4. You're not 30 anymore. You're slower, and your instincts are duller. When you throw balls in the air, they come down harder and faster. Be prepared to duck.

On the other hand, the theatre is a playground. And they don't call them "plays" for nuthin. There comes a time in every performance when you leave the ground, whether you want to or not. Instead of concentrating on your lines, you start to listen. Instead of waiting to speak, you hear what other people are saying. You stop moving because you're supposed to. You move because you have to. And yes. Once in a while, you soar. And there is nothing like it. NOTHING.

Which is why there will be another fall, another head crack, another run-in with the fourth wall. But as long as I walk away with a beating heart, I'll strap on another pair wings, and hope I don't molt and slip on my own feathers.

Please come see KIMBERLY AKIMBO. Tkts 804.282.2640. 

Sunday, October 2, 2011

In Which The Mister Loses the Squirrel Wars

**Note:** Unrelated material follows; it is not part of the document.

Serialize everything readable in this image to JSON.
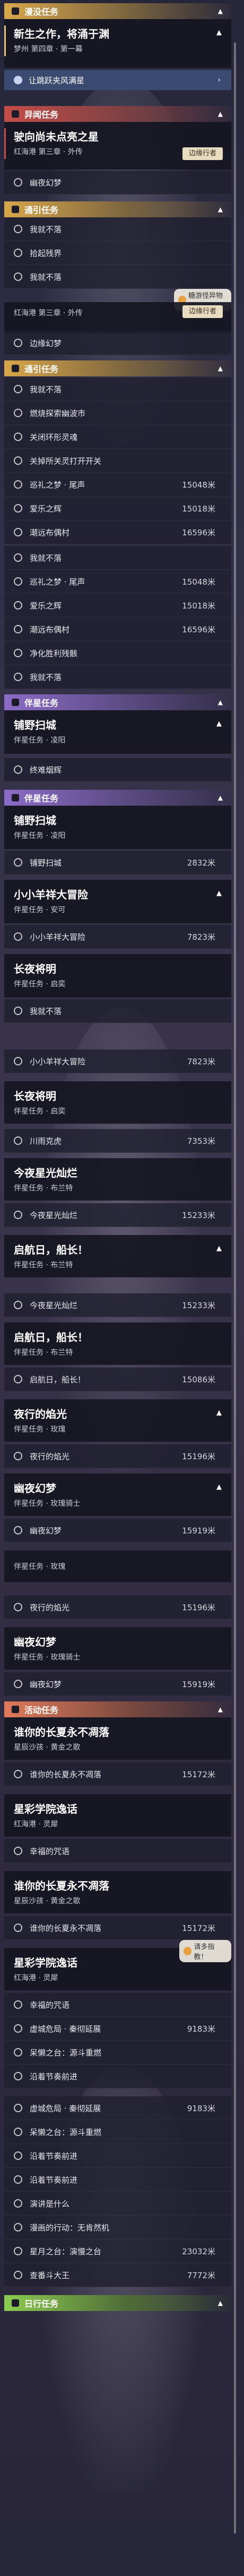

As far as tragedies go, this one isn't going to inspire an epic poem, but I know a certain husband who feels like he's lost a war. He planted this tree himself, and each year, watched with loving eyes as the tree grew, blossomed and gave fruit. He made plum jam and gave jars of the dark, rich spread to family and friends. He nurtured this tree, and now look at it.

He blames himself. "I must have pruned it wrong," he said, shaking his head. But I have a different theory.

Squirrels.

The Mister and squirrels have a history, and it isn't pretty. Each July, when the plums come under squirrel siege, The Mister bursts from his husband suit and becomes GRAHAM ASTON, SQUIRREL KILLER.

Don't worry, he hasn't killed any, but not for lack of trying.

Last year, he spooned blood from a rump roast into baggies, and hung them from the branches of the plum tree. His theory was that the squirrels would get freaked out by the animal blood, and stay away from the tree. It worked for me. But it turns out the squirrels aren't afraid of rump roast blood.

Then he gathered a few round, tinfoil pie plates, passed string through a hole at the top, and hung the pie plates on the branches. His theory was that the squirrels would get freaked out by the reflective flashes when jostled by a breeze. They just waited until the sun went down to chow down. As for a breeze, do you remember last July? If you felt a breeze, you called NBC12 About Town.

Then Graham and I went to Wal-Mart, ostensibly to buy refills for the electric toothbrush, but really to buy a gun. That's when I realized how far the situation had escalated. My peace-loving husband had blood lust.

"You're not really going to spend $120 on that BB gun, are you?" sez I.
"Uh," sez he.
"Please put it back."
He put it back. Then he picked up a another gun. "But I'm really going to spend $30 on this one."

Once home, he removed the screen from the balcony window, aimed the business end of the gun at the tree, and waited.

"Would you like your meals out here?" I asked.
"Sure."

I heard a lot of "pfft" from the gun and a lot of "damn!" from the Mister. Apparently the sight "was off." Then he picked up an antique gun we had sitting around and fired it. Or tried to. The cartridge casing blew up in the barrel and backfired. The wad grazed his face, but didn't take out any flesh or optic tissue.

"That was close," he said.

And now the tree is split down the middle, all its green plums littering the ground. Graham is sad.

The squirrels are not.

Me, I just live here.
Postscript: Last night, we saw an owl the size of bookcase carry off a squirrel. Mother Nature: 1. Graham: 0.